“Our next step is to continue doing what we’ve done the last three years, continue to do business, to operate our business,” he said. Muffett wouldn’t say what his plans would be if the county attempts to shut him down.

“I really don’t have a comment on that right now,” he said.

The run-in between marijuana businesses and county officials ignited more than a year ago, when the state combined the medicinal marijuana market with the broader recreational market. Before that, the two markets were regulated separately, and the county allowed small medicinal operations. After the change, those businesses found themselves in violation of county regulations.

Commissioners based the ban on how Yakima County voters soundly rejected an initiative — I-502 — legalizing recreational marijuana statewide in 2012.

Marijuana-business owners contend the ban would hinder the availability of medicinal marijuana in the area. McPhee also argues the ban is thwarting potential business growth. He says he knows of at least 60 grower-processor operations interested in the area.

Meanwhile, the county included an additional $100,000 in next year’s preliminary budget for code enforcement to help beef up enforcement efforts.

Last year, the county briefly discussed shutting down marijuana businesses but realized that it didn’t have enough resources to do so. Officials estimated at the time another $200,000 would be needed in the code enforcement budget. Then, the businesses threatened to challenge the ban in court if the county attempted to shut them down. That’s when commissioners sought the advisory vote.

Whether or not the ban is lifted, there still will be more work for code enforcement officers, Public Services Director Vern Redifer said.
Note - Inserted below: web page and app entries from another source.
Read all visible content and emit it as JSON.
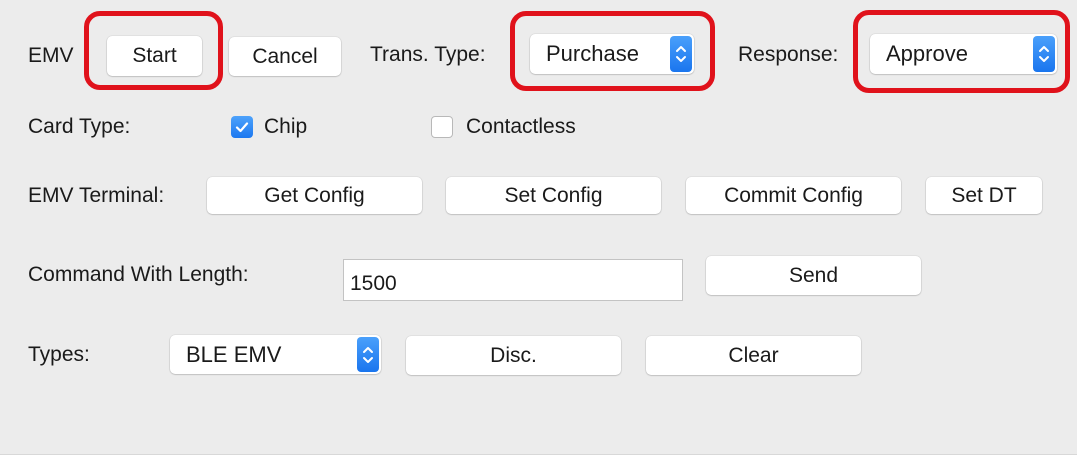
{
  "emv": {
    "label": "EMV",
    "start_button": "Start",
    "cancel_button": "Cancel"
  },
  "trans_type": {
    "label": "Trans. Type:",
    "selected": "Purchase"
  },
  "response": {
    "label": "Response:",
    "selected": "Approve"
  },
  "card_type": {
    "label": "Card Type:",
    "chip": {
      "label": "Chip",
      "checked": true
    },
    "contactless": {
      "label": "Contactless",
      "checked": false
    }
  },
  "emv_terminal": {
    "label": "EMV Terminal:",
    "get_config": "Get Config",
    "set_config": "Set Config",
    "commit_config": "Commit Config",
    "set_dt": "Set DT"
  },
  "command": {
    "label": "Command With Length:",
    "value": "1500",
    "send_button": "Send"
  },
  "types": {
    "label": "Types:",
    "selected": "BLE EMV",
    "disc_button": "Disc.",
    "clear_button": "Clear"
  },
  "colors": {
    "accent": "#1a75ee",
    "highlight": "#e0121b",
    "panel": "#ececec"
  }
}
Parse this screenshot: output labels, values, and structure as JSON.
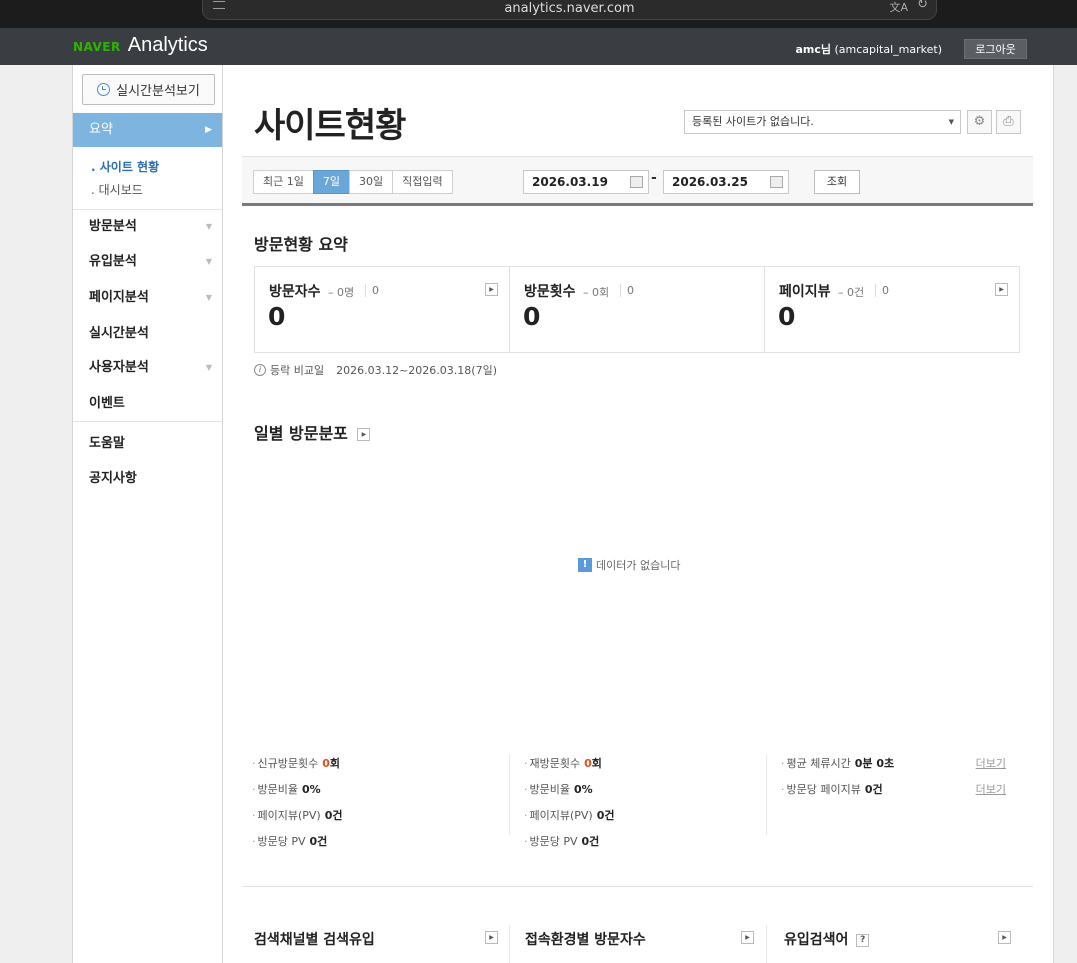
{
  "browser": {
    "url": "analytics.naver.com"
  },
  "header": {
    "brand_naver": "NAVER",
    "brand_product": "Analytics",
    "user_name": "amc님",
    "user_id": "(amcapital_market)",
    "logout_label": "로그아웃"
  },
  "sidebar": {
    "realtime_button": "실시간분석보기",
    "active_item": "요약",
    "sub_items": [
      ". 사이트 현황",
      ". 대시보드"
    ],
    "items": [
      "방문분석",
      "유입분석",
      "페이지분석",
      "실시간분석",
      "사용자분석",
      "이벤트",
      "도움말",
      "공지사항"
    ]
  },
  "main": {
    "title": "사이트현황",
    "site_select_value": "등록된 사이트가 없습니다.",
    "range_tabs": [
      "최근 1일",
      "7일",
      "30일",
      "직접입력"
    ],
    "active_range": "7일",
    "date_from": "2026.03.19",
    "date_to": "2026.03.25",
    "search_label": "조회",
    "summary_title": "방문현황 요약",
    "summary": [
      {
        "label": "방문자수",
        "delta": "– 0명",
        "prev": "0",
        "value": "0"
      },
      {
        "label": "방문횟수",
        "delta": "– 0회",
        "prev": "0",
        "value": "0"
      },
      {
        "label": "페이지뷰",
        "delta": "– 0건",
        "prev": "0",
        "value": "0"
      }
    ],
    "compare_label": "등락 비교일",
    "compare_range": "2026.03.12~2026.03.18(7일)",
    "daily_title": "일별 방문분포",
    "no_data": "데이터가 없습니다",
    "stats_col1": [
      {
        "label": "신규방문횟수",
        "value_hl": "0",
        "unit": "회"
      },
      {
        "label": "방문비율",
        "value_hl": "",
        "unit": "0%"
      },
      {
        "label": "페이지뷰(PV)",
        "value_hl": "",
        "unit": "0건"
      },
      {
        "label": "방문당 PV",
        "value_hl": "",
        "unit": "0건"
      }
    ],
    "stats_col2": [
      {
        "label": "재방문횟수",
        "value_hl": "0",
        "unit": "회"
      },
      {
        "label": "방문비율",
        "value_hl": "",
        "unit": "0%"
      },
      {
        "label": "페이지뷰(PV)",
        "value_hl": "",
        "unit": "0건"
      },
      {
        "label": "방문당 PV",
        "value_hl": "",
        "unit": "0건"
      }
    ],
    "stats_col3": [
      {
        "label": "평균 체류시간",
        "value_hl": "",
        "unit": "0분 0초"
      },
      {
        "label": "방문당 페이지뷰",
        "value_hl": "",
        "unit": "0건"
      }
    ],
    "more_label": "더보기",
    "bottom_sections": [
      "검색채널별 검색유입",
      "접속환경별 방문자수",
      "유입검색어"
    ],
    "help_icon": "?"
  }
}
If the ban remains, then work will be needed to shut down the more than 20 grower-processors now operating in unincorporated areas of the county. If the ban is lifted, the county will have to devise a land-use ordinance regulating marijuana businesses and inspections would need to be conducted to assure current establishments are abiding to proper zoning, Redifer said.